Penguins ownership is said to prefer the new general manager to have a successful background in scouting and development, believing the franchise needs to improve most in those areas.

No real surprise there. As we noted here, the Pens have not drafted a player that’s appeared in more than 100 NHL games since 2007 (Jake Muzzin and Dustin Jeffrey).

In fact, Pittsburgh’s situation — i.e., not getting that all-important “support from the bottom” — closely mirrors that of Vancouver’s. The Canucks hired Jim Benning as their new GM, based largely on the success he’s had as a “talent evaluator.” Back in January, the Sabres went a similar route with Tim Murray.

Among the potential candidates for the Penguins job, if drafting and developing is indeed where ownership wants to focus, current Nashville AGM Paul Fenton might be a fit.

From Fenton’s bio on the Predators’ website:

He has assisted in player acquisitions since joining the Predators and managed the club’s Entry Draft efforts from 2003 (when the team selected Ryan Suter, Shea Weber, Kevin Klein and Alexander Sulzer) until 2008 when he passed the torch to Chief Amateur Scout Jeff Kealty.

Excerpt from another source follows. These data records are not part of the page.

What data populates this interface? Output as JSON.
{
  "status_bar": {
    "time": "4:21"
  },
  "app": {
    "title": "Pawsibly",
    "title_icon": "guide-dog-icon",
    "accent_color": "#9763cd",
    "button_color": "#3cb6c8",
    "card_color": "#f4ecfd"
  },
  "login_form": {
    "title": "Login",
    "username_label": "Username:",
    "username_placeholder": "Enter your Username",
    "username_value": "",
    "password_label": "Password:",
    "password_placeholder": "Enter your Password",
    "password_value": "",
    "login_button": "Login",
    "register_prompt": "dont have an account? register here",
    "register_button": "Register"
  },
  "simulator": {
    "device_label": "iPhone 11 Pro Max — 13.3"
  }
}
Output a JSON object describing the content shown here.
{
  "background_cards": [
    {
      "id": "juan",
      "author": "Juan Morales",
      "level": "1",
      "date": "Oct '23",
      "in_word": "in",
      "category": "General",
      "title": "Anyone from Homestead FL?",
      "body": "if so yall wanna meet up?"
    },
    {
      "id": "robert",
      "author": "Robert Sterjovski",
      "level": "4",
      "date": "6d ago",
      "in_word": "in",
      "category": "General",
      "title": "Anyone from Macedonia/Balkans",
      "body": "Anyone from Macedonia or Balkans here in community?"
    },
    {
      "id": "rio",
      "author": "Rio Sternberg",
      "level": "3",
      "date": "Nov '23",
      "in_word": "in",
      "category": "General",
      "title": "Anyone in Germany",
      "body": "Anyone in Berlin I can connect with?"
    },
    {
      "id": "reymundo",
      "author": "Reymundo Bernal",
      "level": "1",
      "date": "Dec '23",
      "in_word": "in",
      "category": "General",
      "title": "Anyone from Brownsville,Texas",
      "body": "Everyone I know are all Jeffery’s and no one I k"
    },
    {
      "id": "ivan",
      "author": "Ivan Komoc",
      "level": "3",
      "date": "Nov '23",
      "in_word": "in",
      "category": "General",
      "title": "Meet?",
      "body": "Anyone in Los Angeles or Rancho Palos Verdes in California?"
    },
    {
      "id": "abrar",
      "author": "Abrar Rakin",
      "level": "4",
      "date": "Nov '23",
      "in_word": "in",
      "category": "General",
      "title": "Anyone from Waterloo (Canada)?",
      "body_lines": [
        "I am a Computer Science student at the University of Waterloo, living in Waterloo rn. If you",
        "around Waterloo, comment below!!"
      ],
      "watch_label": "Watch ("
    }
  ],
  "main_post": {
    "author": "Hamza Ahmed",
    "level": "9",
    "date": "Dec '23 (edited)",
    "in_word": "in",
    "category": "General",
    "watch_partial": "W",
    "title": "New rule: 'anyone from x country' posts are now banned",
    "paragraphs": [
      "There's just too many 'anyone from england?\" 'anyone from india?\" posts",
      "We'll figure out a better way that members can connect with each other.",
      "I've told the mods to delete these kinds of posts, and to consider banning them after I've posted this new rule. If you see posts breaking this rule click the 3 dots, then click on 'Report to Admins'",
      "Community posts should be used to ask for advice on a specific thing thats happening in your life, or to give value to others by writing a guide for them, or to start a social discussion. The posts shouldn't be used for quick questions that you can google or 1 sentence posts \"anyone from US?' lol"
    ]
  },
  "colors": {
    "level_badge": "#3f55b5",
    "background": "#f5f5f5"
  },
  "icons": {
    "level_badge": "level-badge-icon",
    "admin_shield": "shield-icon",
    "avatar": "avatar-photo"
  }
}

In 2012-13, the Predators used 17 players drafted and developed by the team – which included 10 of the team’s top 12 point getters – and five more who were acquired by Nashville before making their NHL debut, meaning 22 of 34 players used by the Predators in each of the last two seasons have been “homegrown.”